MARSHALL—Freshmen and transfer students at East Texas Baptist University fanned out in the community the day after they moved into their dorms, showing their new neighbors “ETBU Cares.”
As part of Welcome Week at ETBU, the students served in all six Marshall elementary schools and at a food pantry, a ministry to the homeless, two apartment complexes, a therapeutic equestrian center and at Boys and Girls Clubs.
They also removed nails and staples from utility poles along East Grand Avenue, near the university campus.
Franklin Atkinson, retired religion professor and vice president for spiritual affairs at ETBU, presented the pole-cleaning idea to Baptist Student Ministry Director Mark Yates.
Atkinson cited an article in a local electric co-op publication that reported the nails and staples—left in poles after people posted signs advertising garage sales or offering rewards for lost pets—present a safety hazard to utility linemen.

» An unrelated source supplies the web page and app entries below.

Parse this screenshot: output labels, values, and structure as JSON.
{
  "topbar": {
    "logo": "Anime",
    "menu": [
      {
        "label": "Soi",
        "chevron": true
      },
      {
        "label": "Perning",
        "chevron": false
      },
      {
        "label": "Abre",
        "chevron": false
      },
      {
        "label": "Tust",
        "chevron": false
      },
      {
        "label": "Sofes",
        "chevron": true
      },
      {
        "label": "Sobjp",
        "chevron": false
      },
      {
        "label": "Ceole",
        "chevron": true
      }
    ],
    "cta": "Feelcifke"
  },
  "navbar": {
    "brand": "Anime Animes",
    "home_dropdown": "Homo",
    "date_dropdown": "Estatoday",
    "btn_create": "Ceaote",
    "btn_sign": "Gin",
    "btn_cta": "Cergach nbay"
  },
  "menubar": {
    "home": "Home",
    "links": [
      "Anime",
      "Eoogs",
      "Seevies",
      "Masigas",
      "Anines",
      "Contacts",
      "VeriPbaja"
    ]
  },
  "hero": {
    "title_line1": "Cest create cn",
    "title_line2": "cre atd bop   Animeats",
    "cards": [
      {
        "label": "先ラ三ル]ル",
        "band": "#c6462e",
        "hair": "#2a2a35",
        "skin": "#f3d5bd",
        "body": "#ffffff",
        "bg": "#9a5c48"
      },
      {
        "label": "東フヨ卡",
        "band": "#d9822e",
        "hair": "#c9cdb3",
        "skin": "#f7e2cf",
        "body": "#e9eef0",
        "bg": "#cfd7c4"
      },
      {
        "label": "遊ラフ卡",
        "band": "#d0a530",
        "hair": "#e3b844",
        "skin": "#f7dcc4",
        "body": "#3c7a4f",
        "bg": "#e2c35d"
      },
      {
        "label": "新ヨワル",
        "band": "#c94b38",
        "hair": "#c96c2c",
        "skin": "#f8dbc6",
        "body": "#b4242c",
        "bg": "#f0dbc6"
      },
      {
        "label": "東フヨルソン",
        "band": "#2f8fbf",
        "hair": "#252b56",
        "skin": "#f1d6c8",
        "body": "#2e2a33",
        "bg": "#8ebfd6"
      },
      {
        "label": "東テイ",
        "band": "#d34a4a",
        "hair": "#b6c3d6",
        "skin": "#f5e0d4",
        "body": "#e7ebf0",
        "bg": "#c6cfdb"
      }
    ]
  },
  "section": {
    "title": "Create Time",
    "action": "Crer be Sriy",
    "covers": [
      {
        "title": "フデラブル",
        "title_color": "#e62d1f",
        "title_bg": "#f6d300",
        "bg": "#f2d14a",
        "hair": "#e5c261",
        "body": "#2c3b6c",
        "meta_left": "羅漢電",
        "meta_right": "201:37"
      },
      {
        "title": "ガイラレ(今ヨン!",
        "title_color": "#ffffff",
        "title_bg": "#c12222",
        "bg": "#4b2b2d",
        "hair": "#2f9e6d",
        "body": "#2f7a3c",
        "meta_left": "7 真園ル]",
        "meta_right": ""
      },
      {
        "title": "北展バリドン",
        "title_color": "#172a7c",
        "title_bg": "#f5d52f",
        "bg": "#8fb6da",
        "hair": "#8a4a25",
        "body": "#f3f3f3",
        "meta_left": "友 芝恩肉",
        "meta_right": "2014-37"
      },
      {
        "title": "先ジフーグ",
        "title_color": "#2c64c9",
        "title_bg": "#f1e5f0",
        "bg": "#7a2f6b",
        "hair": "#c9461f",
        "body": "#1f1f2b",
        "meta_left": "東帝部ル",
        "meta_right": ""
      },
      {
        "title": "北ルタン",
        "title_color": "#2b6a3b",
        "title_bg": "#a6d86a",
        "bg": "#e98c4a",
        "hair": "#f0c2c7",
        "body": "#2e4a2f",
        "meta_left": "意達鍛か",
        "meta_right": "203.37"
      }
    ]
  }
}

Yates suggested the nail-removal service project to Lisa Seeley, director of the ETBU Great Commission Center.
“I feel like sometimes that the simple things that people don’t think about, as well as the dirtiest jobs of service, make the most impact,” said freshman Lexi Pyle of Beaumont. “I like doing things outside the box that no one else wants to do.”
More than 200 students divided into 15 teams to complete community service projects as part of the Great Commission Center’s ongoing “ETBU Cares” emphasis.
At My Friend’s House, students worked on tasks to benefit the homeless and people in need, and at Mission Marshall, they restocked food pantry shelves with canned goods. At the Dayspring Therapeutic Equestrian Center, student volunteers removed brush and dead limbs.
Other students led Kid’s Club, a recreation and Bible-teaching activity, at two apartment complexes. Additional teams cleaned facilities at the Boys and Girls Clubs of the Big Pines.
Students who served at Marshall elementary schools helped teachers prepare their rooms for the first day of classes.
“ETBU students don’t mind doing the dirty jobs,” said Taylor Talbert, a student from Clifton. “Jesus did the dirty jobs in his time, like wash the feet of his disciples.”